Start of Data listing
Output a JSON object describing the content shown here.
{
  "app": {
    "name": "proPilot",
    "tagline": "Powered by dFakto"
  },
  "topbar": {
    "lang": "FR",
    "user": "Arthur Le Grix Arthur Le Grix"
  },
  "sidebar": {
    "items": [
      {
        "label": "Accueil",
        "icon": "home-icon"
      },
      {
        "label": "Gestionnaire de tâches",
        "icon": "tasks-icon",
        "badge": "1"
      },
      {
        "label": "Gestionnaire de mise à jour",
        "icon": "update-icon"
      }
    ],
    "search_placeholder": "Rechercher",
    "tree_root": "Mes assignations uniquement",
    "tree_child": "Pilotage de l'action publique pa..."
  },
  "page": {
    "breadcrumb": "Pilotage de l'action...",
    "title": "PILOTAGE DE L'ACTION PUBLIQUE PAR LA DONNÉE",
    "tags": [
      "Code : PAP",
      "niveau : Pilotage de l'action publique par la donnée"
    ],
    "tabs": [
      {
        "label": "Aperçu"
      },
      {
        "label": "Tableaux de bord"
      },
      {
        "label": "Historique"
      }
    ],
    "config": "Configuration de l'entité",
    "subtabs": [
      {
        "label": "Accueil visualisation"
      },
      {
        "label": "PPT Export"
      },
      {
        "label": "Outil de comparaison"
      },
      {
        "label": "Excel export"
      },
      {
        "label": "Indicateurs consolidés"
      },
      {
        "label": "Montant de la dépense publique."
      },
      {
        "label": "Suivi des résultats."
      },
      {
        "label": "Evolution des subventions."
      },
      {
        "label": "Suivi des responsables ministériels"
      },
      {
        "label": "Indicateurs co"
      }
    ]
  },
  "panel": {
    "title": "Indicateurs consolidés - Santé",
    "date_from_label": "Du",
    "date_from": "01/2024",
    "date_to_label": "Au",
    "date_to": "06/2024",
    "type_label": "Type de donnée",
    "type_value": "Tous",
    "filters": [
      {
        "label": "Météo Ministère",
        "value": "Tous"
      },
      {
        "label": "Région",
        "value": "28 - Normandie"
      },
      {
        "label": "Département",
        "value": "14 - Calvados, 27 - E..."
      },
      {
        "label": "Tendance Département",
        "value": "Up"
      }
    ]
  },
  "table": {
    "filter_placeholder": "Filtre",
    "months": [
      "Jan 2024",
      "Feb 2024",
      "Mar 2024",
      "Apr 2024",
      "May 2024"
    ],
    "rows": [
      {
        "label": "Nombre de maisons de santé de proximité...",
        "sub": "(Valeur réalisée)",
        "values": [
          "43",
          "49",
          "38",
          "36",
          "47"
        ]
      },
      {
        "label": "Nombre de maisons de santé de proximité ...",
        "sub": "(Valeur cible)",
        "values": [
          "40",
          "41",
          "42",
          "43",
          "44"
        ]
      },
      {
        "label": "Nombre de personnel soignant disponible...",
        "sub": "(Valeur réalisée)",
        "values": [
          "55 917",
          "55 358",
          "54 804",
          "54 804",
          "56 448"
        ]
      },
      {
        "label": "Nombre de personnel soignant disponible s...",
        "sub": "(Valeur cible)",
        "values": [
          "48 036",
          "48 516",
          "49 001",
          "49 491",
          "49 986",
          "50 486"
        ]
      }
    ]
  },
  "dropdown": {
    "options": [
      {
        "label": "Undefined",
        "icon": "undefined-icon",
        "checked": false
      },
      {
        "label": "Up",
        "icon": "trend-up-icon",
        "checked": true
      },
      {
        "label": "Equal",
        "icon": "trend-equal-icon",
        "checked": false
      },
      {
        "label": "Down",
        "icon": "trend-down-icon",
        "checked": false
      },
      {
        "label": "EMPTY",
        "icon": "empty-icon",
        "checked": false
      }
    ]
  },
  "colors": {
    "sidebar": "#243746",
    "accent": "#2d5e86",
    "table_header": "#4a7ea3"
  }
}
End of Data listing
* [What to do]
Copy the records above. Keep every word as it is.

* [Solution to the problem]
Output a JSON object describing the content shown here.
{
  "app": {
    "name": "proPilot",
    "tagline": "Powered by dFakto"
  },
  "topbar": {
    "lang": "FR",
    "user": "Arthur Le Grix Arthur Le Grix"
  },
  "sidebar": {
    "items": [
      {
        "label": "Accueil",
        "icon": "home-icon"
      },
      {
        "label": "Gestionnaire de tâches",
        "icon": "tasks-icon",
        "badge": "1"
      },
      {
        "label": "Gestionnaire de mise à jour",
        "icon": "update-icon"
      }
    ],
    "search_placeholder": "Rechercher",
    "tree_root": "Mes assignations uniquement",
    "tree_child": "Pilotage de l'action publique pa..."
  },
  "page": {
    "breadcrumb": "Pilotage de l'action...",
    "title": "PILOTAGE DE L'ACTION PUBLIQUE PAR LA DONNÉE",
    "tags": [
      "Code : PAP",
      "niveau : Pilotage de l'action publique par la donnée"
    ],
    "tabs": [
      {
        "label": "Aperçu"
      },
      {
        "label": "Tableaux de bord"
      },
      {
        "label": "Historique"
      }
    ],
    "config": "Configuration de l'entité",
    "subtabs": [
      {
        "label": "Accueil visualisation"
      },
      {
        "label": "PPT Export"
      },
      {
        "label": "Outil de comparaison"
      },
      {
        "label": "Excel export"
      },
      {
        "label": "Indicateurs consolidés"
      },
      {
        "label": "Montant de la dépense publique."
      },
      {
        "label": "Suivi des résultats."
      },
      {
        "label": "Evolution des subventions."
      },
      {
        "label": "Suivi des responsables ministériels"
      },
      {
        "label": "Indicateurs co"
      }
    ]
  },
  "panel": {
    "title": "Indicateurs consolidés - Santé",
    "date_from_label": "Du",
    "date_from": "01/2024",
    "date_to_label": "Au",
    "date_to": "06/2024",
    "type_label": "Type de donnée",
    "type_value": "Tous",
    "filters": [
      {
        "label": "Météo Ministère",
        "value": "Tous"
      },
      {
        "label": "Région",
        "value": "28 - Normandie"
      },
      {
        "label": "Département",
        "value": "14 - Calvados, 27 - E..."
      },
      {
        "label": "Tendance Département",
        "value": "Up"
      }
    ]
  },
  "table": {
    "filter_placeholder": "Filtre",
    "months": [
      "Jan 2024",
      "Feb 2024",
      "Mar 2024",
      "Apr 2024",
      "May 2024"
    ],
    "rows": [
      {
        "label": "Nombre de maisons de santé de proximité...",
        "sub": "(Valeur réalisée)",
        "values": [
          "43",
          "49",
          "38",
          "36",
          "47"
        ]
      },
      {
        "label": "Nombre de maisons de santé de proximité ...",
        "sub": "(Valeur cible)",
        "values": [
          "40",
          "41",
          "42",
          "43",
          "44"
        ]
      },
      {
        "label": "Nombre de personnel soignant disponible...",
        "sub": "(Valeur réalisée)",
        "values": [
          "55 917",
          "55 358",
          "54 804",
          "54 804",
          "56 448"
        ]
      },
      {
        "label": "Nombre de personnel soignant disponible s...",
        "sub": "(Valeur cible)",
        "values": [
          "48 036",
          "48 516",
          "49 001",
          "49 491",
          "49 986",
          "50 486"
        ]
      }
    ]
  },
  "dropdown": {
    "options": [
      {
        "label": "Undefined",
        "icon": "undefined-icon",
        "checked": false
      },
      {
        "label": "Up",
        "icon": "trend-up-icon",
        "checked": true
      },
      {
        "label": "Equal",
        "icon": "trend-equal-icon",
        "checked": false
      },
      {
        "label": "Down",
        "icon": "trend-down-icon",
        "checked": false
      },
      {
        "label": "EMPTY",
        "icon": "empty-icon",
        "checked": false
      }
    ]
  },
  "colors": {
    "sidebar": "#243746",
    "accent": "#2d5e86",
    "table_header": "#4a7ea3"
  }
}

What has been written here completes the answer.